    F.1 Cross-Linking and Testing of Functionalised Polymers.
  • [0300]
    40% syrups of the polymers of E.1 and E.2 (ca 5 g) were each mixed separately with Irgacure 651 photoinitiator (ca 5% on wt. of polymer) to dissolve it.
  • [0301]
    Films of the products were prepared on silicone release paper and the solvent evaporated off.
  • [0302]
    The tacky films were covered with transparent Melinex sheet, and half was irradiated for 3 mins in a UV cabinet.
  • [0303]
    Results of Irradiation:
    SAMPLE BEFORE AFTER
    E.1 Tacky, low cohesion No tack, higher cohesion
    E.2 Tacky, low cohesion No tack, higher cohesion
  • [0304]
    The results clearly demonstrate that the novel adhesive compositions of the invention perform well.
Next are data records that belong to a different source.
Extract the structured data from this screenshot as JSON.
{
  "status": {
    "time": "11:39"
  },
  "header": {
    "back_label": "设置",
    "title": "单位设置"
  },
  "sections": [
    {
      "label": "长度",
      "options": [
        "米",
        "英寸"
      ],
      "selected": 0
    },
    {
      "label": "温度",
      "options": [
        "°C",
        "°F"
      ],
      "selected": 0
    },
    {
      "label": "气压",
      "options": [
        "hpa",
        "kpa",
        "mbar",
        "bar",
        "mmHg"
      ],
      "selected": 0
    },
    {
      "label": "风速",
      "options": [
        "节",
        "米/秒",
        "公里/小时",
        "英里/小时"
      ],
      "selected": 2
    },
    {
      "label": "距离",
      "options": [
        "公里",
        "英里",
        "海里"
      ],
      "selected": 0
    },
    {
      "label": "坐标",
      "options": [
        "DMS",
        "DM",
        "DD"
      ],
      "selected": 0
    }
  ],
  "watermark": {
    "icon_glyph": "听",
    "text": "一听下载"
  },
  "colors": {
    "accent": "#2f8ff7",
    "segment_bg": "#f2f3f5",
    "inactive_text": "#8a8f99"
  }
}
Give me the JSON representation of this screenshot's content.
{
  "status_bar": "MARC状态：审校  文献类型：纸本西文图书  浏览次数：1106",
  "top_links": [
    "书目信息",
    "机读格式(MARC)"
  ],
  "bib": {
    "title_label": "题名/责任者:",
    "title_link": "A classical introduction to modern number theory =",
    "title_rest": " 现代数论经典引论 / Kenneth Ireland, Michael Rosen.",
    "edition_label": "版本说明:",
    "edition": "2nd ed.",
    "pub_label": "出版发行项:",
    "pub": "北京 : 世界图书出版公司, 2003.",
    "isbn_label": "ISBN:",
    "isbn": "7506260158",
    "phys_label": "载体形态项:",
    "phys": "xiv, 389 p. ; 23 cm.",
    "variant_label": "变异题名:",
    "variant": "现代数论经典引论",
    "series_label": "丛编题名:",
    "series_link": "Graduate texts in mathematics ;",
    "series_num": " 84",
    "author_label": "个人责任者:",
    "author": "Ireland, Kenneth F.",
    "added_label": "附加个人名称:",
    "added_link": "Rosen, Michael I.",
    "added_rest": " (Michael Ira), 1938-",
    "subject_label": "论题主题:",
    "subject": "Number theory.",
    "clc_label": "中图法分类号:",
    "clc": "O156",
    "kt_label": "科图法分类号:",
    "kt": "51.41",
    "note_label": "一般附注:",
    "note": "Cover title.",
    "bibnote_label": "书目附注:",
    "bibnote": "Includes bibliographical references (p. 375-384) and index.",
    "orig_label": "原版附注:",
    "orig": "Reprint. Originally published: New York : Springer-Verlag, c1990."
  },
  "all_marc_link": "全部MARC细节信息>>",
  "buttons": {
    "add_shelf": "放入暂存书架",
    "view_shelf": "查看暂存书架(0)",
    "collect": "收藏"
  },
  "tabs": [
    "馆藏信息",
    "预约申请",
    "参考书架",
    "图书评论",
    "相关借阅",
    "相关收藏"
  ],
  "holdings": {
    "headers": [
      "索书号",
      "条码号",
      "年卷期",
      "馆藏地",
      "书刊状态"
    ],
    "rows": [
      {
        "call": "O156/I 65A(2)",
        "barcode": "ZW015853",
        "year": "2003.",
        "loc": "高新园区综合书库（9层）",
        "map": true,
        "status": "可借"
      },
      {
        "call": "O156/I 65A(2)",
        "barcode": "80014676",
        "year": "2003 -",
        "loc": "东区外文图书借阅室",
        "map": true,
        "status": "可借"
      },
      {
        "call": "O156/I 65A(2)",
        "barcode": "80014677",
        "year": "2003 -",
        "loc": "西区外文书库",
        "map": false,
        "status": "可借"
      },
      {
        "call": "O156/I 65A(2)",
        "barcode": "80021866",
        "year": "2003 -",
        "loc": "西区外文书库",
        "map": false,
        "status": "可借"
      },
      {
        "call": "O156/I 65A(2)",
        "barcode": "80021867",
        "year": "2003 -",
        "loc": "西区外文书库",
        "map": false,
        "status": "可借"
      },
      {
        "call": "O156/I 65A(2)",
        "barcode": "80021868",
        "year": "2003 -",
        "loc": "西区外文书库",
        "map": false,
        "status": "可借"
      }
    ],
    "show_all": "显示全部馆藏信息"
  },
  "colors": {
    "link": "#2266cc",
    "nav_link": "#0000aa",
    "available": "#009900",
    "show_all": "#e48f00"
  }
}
Compared with the prior art, they can be made, far more controllably.
Referenced by
Citing PatentFiling datePublication dateApplicantTitle
US7879942Feb 1, 2011Eastman Chemical CompanySwitchable adhesive article for attachment to skin and method of using the same
US8415009Dec 13, 2006Apr 9, 2013James Hardie Technology LimitedEngineered composite building materials and methods of making same
US8906500 *Mar 7, 2013Dec 9, 2014James Hardie Technology LimitedEngineered composite building materials and methods of making same
US9072636Sep 17, 2012Jul 7, 2015Kimberly-Clark Worldwide, Inc.Dynamic fitting body adhering absorbent article
US20080141908 *Dec 13, 2006Jun 19, 2008James Hardie International Finance B.V.Engineered composite building materials and methods of making same
US20100121304 *Nov 10, 2008May 13, 2010Kimberly-Clark Worldwide, Inc.Multifunctional Acrylate Skin-Adhesive Composition
US20110224590 *Aug 13, 2009Sep 15, 2011Udviklingslaboratoriet ApsOrthopedic bandage set
WO2008076241A1 *Dec 10, 2007Jun 26, 2008James Hardie International Finance B.V.Engineered composite building materials and methods of making same
WO2010017817A2 *Aug 13, 2009Feb 18, 2010Udviklingslaboratoriet ApsOrthopedic bandage set
WO2010017817A3 *Aug 13, 2009Feb 24, 2011Udviklingslaboratoriet ApsOrthopedic bandage set
Classifications
U.S. Classification428/420
International ClassificationC09J151/00, A61F13/04, C08F277/00, A61F13/02, C08F291/00, C09J7/04, C09J133/04, A61L15/58, C09J7/02, B32B9/00
Cooperative ClassificationA61F13/0253, A61F13/023, Y10T428/31536, C09J7/0203, C08F291/00, C08F277/00, C09J133/04, A61F13/04, C08L2312/00, A61L15/58, C09J7/0207, C09J7/043, C09J151/003, Y10T428/28
European ClassificationC09J133/04, C09J151/00B, C08F291/00, C09J7/02F, A61F13/02, C08F277/00, A61F13/04, C09J7/04B4, A61L15/58, C09J7/02D